- A truly bright flashing light in front and back. I know that when I come upon a bike at night that has a bright red LED flasher (especially with an alternating or semi-irregular pattern), I really take notice. Having a flashing white light in front can also help a great deal for oncoming traffic. This is in addition to a steady light that I use to see the road with...I know it seems excessive, but they really are two different things.
- Some sort of spoke lights. I have something called "The Monkey" that creates multi-colored patterns in my front wheel--quite visible at night. It has proven very effective from long distances, as it is unusual and eye-catching. While weighing a bit, it is worth that weight for the times it has alerted others to my presence. It also makes me rather happy to see it rotate as I make my way along the dark streets early in the morning or at night.
- Reflective side-walls on tires. These really show up well at night and make very clear that I am riding a bicycle, even from a long distance.
- A bright raincoat. On really grey, rainy days I find that having a bright yellow coat helps make me that much more visible to drivers, as it may be seen in over the hoods of cars when one or more of my lights is obscured.
These are all expensive additions to the most basic bike cost. However, it seems to me that we live in an era where folks are intensely distracted and this level of visual insurance is a wise investment...though it is a pity it costs as much as it does.
When I drive at night, I am sometimes aware of just how many signs are stuffed into the visual field all at once, each one demanding my attention for a split-second...and this on top of the attention I should be giving to what is going on with my car, other traffic, and anything that happens to be going through my head at that moment. Perhaps I am wrong about this, but it seems to me that we are asking a great deal of many drivers today.
I was recently at an antique auto museum and was musing about how things might have changed in the traffic department over the years. The relative fragility, slowness, and openness of early automobiles might have engendered a bit of humility that our current crop of isolate and armored machines do not. Being visible as a cyclist and pedestrian is perhaps an unfortunate expense being required of us, but given what we are up against today, it seems increasingly reasonable.

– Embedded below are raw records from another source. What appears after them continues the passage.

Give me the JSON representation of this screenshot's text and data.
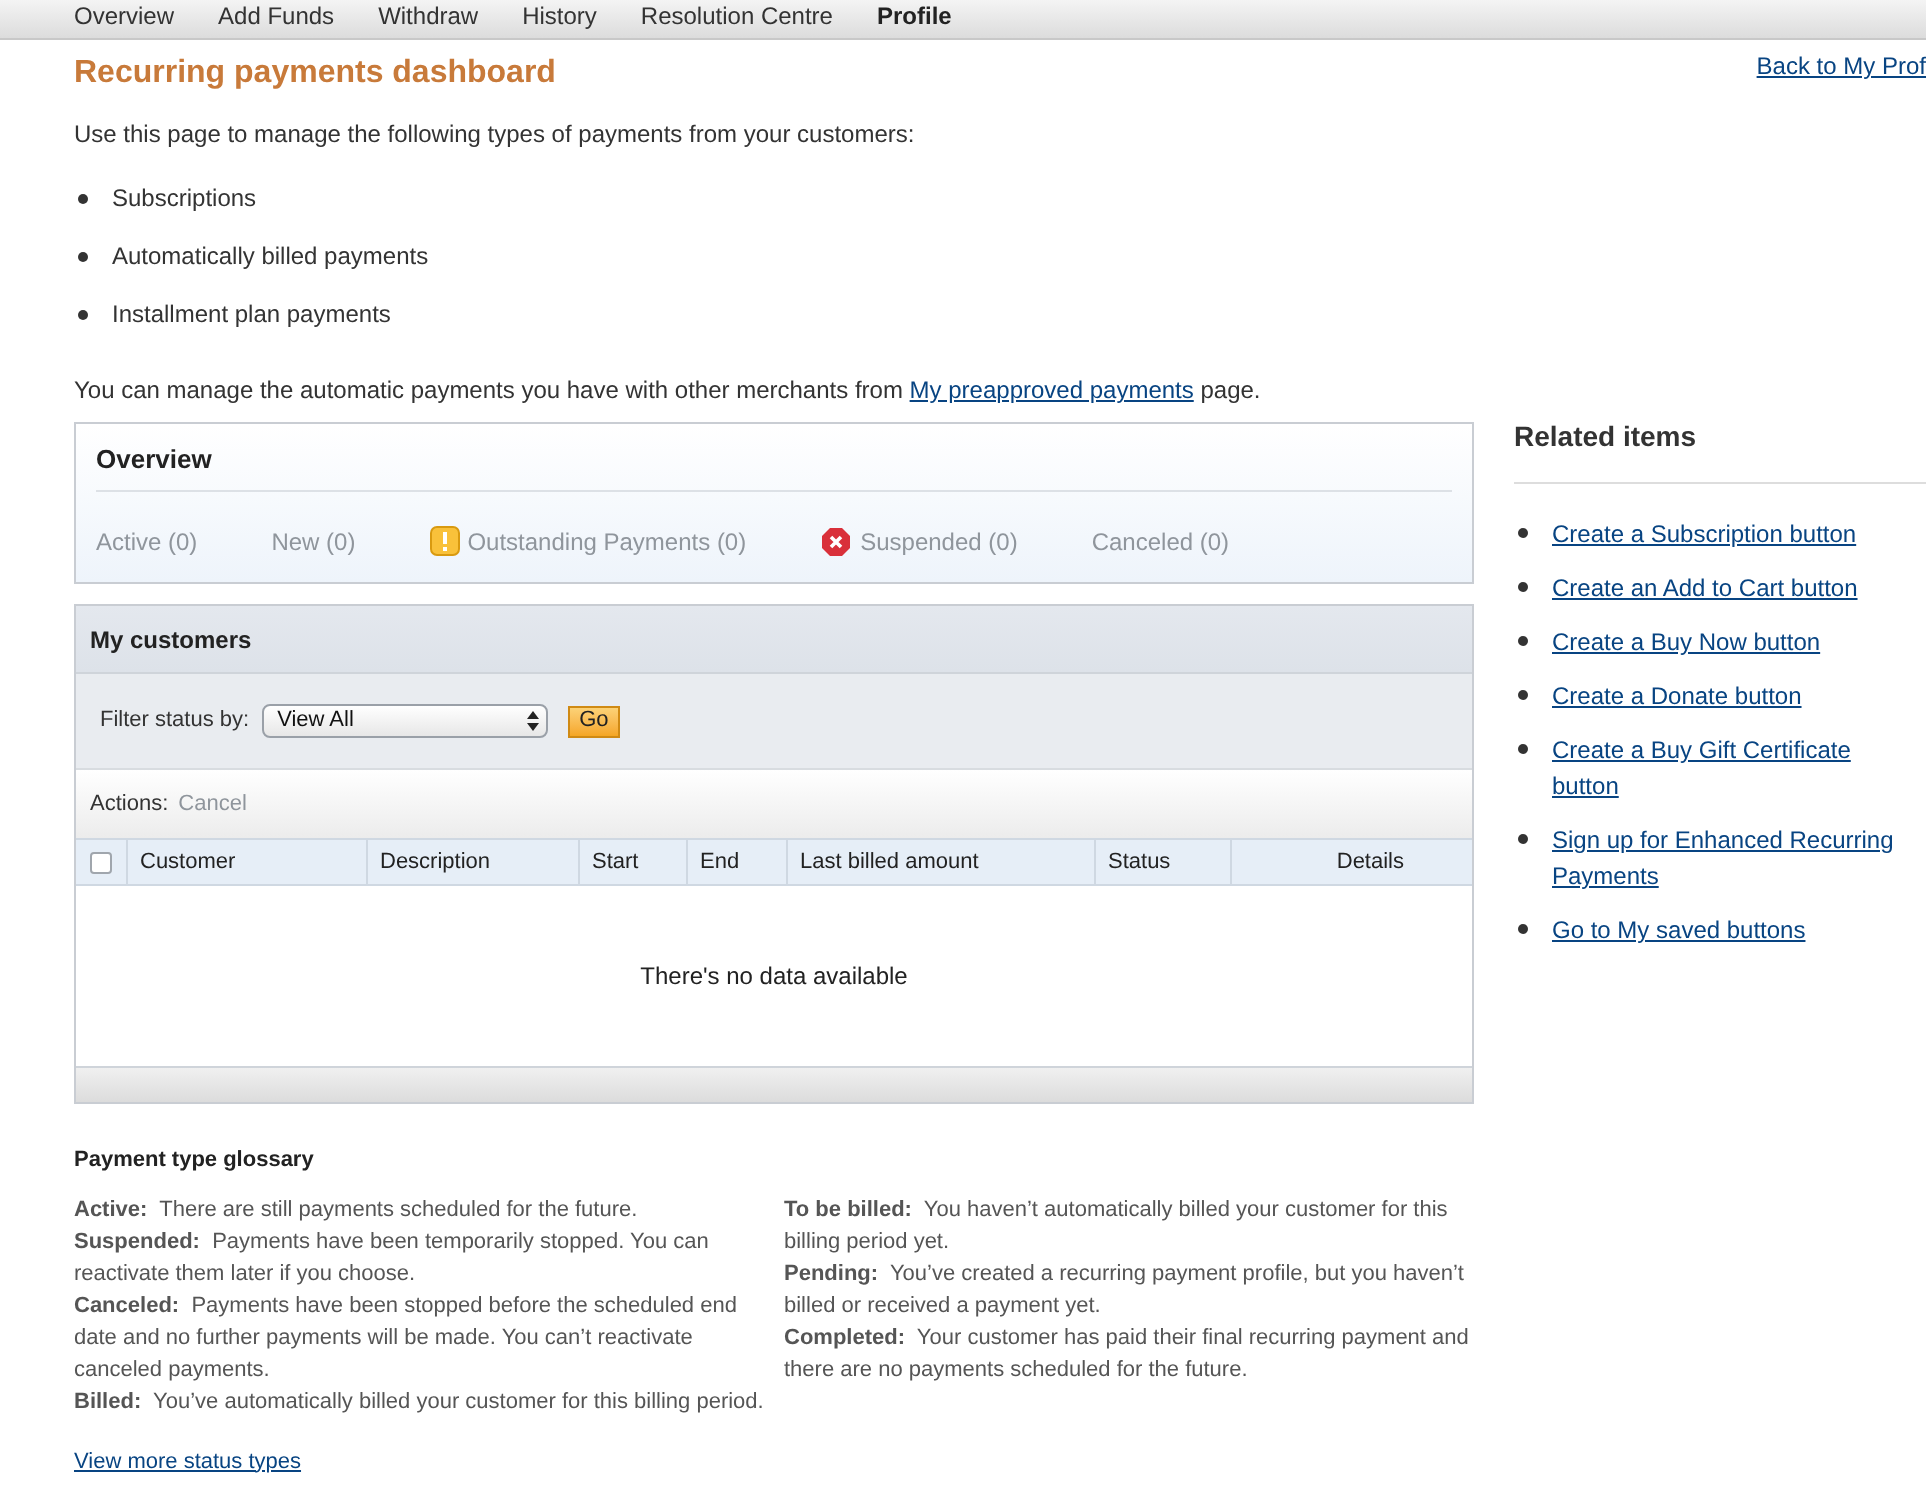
{
  "nav_tabs": [
    {
      "label": "Overview",
      "selected": false
    },
    {
      "label": "Add Funds",
      "selected": false
    },
    {
      "label": "Withdraw",
      "selected": false
    },
    {
      "label": "History",
      "selected": false
    },
    {
      "label": "Resolution Centre",
      "selected": false
    },
    {
      "label": "Profile",
      "selected": true
    }
  ],
  "title": "Recurring payments dashboard",
  "back_link": "Back to My Prof",
  "intro": "Use this page to manage the following types of payments from your customers:",
  "payment_types": [
    "Subscriptions",
    "Automatically billed payments",
    "Installment plan payments"
  ],
  "manage_text": {
    "before": "You can manage the automatic payments you have with other merchants from",
    "link": "My preapproved payments",
    "after": "page."
  },
  "overview": {
    "title": "Overview",
    "statuses": [
      {
        "label": "Active (0)",
        "kind": "plain"
      },
      {
        "label": "New (0)",
        "kind": "plain"
      },
      {
        "label": "Outstanding Payments (0)",
        "kind": "warning"
      },
      {
        "label": "Suspended (0)",
        "kind": "error"
      },
      {
        "label": "Canceled (0)",
        "kind": "plain"
      }
    ]
  },
  "customers": {
    "title": "My customers",
    "filter_label": "Filter status by:",
    "filter_value": "View All",
    "go": "Go",
    "actions_label": "Actions:",
    "action_cancel": {
      "label": "Cancel",
      "disabled": true
    },
    "columns": [
      "Customer",
      "Description",
      "Start",
      "End",
      "Last billed amount",
      "Status",
      "Details"
    ],
    "select_all_checked": false,
    "empty": "There's no data available"
  },
  "glossary": {
    "title": "Payment type glossary",
    "left": [
      {
        "term": "Active:",
        "text": "There are still payments scheduled for the future."
      },
      {
        "term": "Suspended:",
        "text": "Payments have been temporarily stopped. You can reactivate them later if you choose."
      },
      {
        "term": "Canceled:",
        "text": "Payments have been stopped before the scheduled end date and no further payments will be made. You can’t reactivate canceled payments."
      },
      {
        "term": "Billed:",
        "text": "You’ve automatically billed your customer for this billing period."
      }
    ],
    "right": [
      {
        "term": "To be billed:",
        "text": "You haven’t automatically billed your customer for this billing period yet."
      },
      {
        "term": "Pending:",
        "text": "You’ve created a recurring payment profile, but you haven’t billed or received a payment yet."
      },
      {
        "term": "Completed:",
        "text": "Your customer has paid their final recurring payment and there are no payments scheduled for the future."
      }
    ],
    "more_link": "View more status types"
  },
  "related": {
    "title": "Related items",
    "links": [
      "Create a Subscription button",
      "Create an Add to Cart button",
      "Create a Buy Now button",
      "Create a Donate button",
      "Create a Buy Gift Certificate button",
      "Sign up for Enhanced Recurring Payments",
      "Go to My saved buttons"
    ]
  }
}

I just wish that it weren't necessary. But, there is fodder for another blog post...the ways in which we live now diminish our humanity.
Until then, stay safe and stay visible!